EXERCISE OBJECTIVE:
Copy every record that follows, word for word.
----------
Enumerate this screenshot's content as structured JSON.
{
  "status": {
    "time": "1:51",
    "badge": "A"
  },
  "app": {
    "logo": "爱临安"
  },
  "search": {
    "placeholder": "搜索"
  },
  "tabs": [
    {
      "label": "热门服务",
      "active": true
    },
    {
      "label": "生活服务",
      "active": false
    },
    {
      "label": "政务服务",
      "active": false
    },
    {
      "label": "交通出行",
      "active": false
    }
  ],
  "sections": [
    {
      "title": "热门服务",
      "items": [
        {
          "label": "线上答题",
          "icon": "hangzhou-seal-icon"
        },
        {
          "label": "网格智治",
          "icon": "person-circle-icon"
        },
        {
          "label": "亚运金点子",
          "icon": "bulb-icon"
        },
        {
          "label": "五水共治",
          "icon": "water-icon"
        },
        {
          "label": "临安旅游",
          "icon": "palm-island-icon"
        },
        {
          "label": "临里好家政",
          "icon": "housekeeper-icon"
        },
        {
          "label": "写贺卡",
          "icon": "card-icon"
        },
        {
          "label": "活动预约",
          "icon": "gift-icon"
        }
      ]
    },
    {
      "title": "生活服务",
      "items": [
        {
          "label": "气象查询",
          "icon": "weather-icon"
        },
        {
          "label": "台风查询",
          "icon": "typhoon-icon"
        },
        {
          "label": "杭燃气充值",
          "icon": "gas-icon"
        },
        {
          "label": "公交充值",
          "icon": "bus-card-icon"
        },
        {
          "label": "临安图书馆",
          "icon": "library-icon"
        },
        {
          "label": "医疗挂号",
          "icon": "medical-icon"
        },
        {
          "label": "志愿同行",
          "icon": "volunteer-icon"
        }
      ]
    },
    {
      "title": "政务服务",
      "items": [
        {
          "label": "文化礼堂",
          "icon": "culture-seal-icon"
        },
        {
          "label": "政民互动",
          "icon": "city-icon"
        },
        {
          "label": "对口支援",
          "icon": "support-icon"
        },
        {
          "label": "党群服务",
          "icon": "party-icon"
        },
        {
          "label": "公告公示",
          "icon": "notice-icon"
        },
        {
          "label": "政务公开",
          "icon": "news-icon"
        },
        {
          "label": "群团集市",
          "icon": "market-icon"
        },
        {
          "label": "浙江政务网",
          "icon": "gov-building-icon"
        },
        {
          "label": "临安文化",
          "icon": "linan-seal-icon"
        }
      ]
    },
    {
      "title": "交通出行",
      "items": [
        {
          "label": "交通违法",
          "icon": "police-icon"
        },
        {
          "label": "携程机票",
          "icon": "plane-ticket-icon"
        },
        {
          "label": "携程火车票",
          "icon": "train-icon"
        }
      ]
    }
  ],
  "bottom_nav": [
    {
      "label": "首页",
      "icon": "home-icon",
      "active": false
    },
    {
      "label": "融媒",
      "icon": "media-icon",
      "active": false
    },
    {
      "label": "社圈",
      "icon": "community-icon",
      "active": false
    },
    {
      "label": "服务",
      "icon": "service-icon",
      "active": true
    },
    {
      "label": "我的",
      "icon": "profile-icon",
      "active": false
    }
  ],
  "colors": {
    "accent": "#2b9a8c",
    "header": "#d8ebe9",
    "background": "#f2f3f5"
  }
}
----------
EXERCISE RESPONSE:
Enumerate this screenshot's content as structured JSON.
{
  "status": {
    "time": "1:51",
    "badge": "A"
  },
  "app": {
    "logo": "爱临安"
  },
  "search": {
    "placeholder": "搜索"
  },
  "tabs": [
    {
      "label": "热门服务",
      "active": true
    },
    {
      "label": "生活服务",
      "active": false
    },
    {
      "label": "政务服务",
      "active": false
    },
    {
      "label": "交通出行",
      "active": false
    }
  ],
  "sections": [
    {
      "title": "热门服务",
      "items": [
        {
          "label": "线上答题",
          "icon": "hangzhou-seal-icon"
        },
        {
          "label": "网格智治",
          "icon": "person-circle-icon"
        },
        {
          "label": "亚运金点子",
          "icon": "bulb-icon"
        },
        {
          "label": "五水共治",
          "icon": "water-icon"
        },
        {
          "label": "临安旅游",
          "icon": "palm-island-icon"
        },
        {
          "label": "临里好家政",
          "icon": "housekeeper-icon"
        },
        {
          "label": "写贺卡",
          "icon": "card-icon"
        },
        {
          "label": "活动预约",
          "icon": "gift-icon"
        }
      ]
    },
    {
      "title": "生活服务",
      "items": [
        {
          "label": "气象查询",
          "icon": "weather-icon"
        },
        {
          "label": "台风查询",
          "icon": "typhoon-icon"
        },
        {
          "label": "杭燃气充值",
          "icon": "gas-icon"
        },
        {
          "label": "公交充值",
          "icon": "bus-card-icon"
        },
        {
          "label": "临安图书馆",
          "icon": "library-icon"
        },
        {
          "label": "医疗挂号",
          "icon": "medical-icon"
        },
        {
          "label": "志愿同行",
          "icon": "volunteer-icon"
        }
      ]
    },
    {
      "title": "政务服务",
      "items": [
        {
          "label": "文化礼堂",
          "icon": "culture-seal-icon"
        },
        {
          "label": "政民互动",
          "icon": "city-icon"
        },
        {
          "label": "对口支援",
          "icon": "support-icon"
        },
        {
          "label": "党群服务",
          "icon": "party-icon"
        },
        {
          "label": "公告公示",
          "icon": "notice-icon"
        },
        {
          "label": "政务公开",
          "icon": "news-icon"
        },
        {
          "label": "群团集市",
          "icon": "market-icon"
        },
        {
          "label": "浙江政务网",
          "icon": "gov-building-icon"
        },
        {
          "label": "临安文化",
          "icon": "linan-seal-icon"
        }
      ]
    },
    {
      "title": "交通出行",
      "items": [
        {
          "label": "交通违法",
          "icon": "police-icon"
        },
        {
          "label": "携程机票",
          "icon": "plane-ticket-icon"
        },
        {
          "label": "携程火车票",
          "icon": "train-icon"
        }
      ]
    }
  ],
  "bottom_nav": [
    {
      "label": "首页",
      "icon": "home-icon",
      "active": false
    },
    {
      "label": "融媒",
      "icon": "media-icon",
      "active": false
    },
    {
      "label": "社圈",
      "icon": "community-icon",
      "active": false
    },
    {
      "label": "服务",
      "icon": "service-icon",
      "active": true
    },
    {
      "label": "我的",
      "icon": "profile-icon",
      "active": false
    }
  ],
  "colors": {
    "accent": "#2b9a8c",
    "header": "#d8ebe9",
    "background": "#f2f3f5"
  }
}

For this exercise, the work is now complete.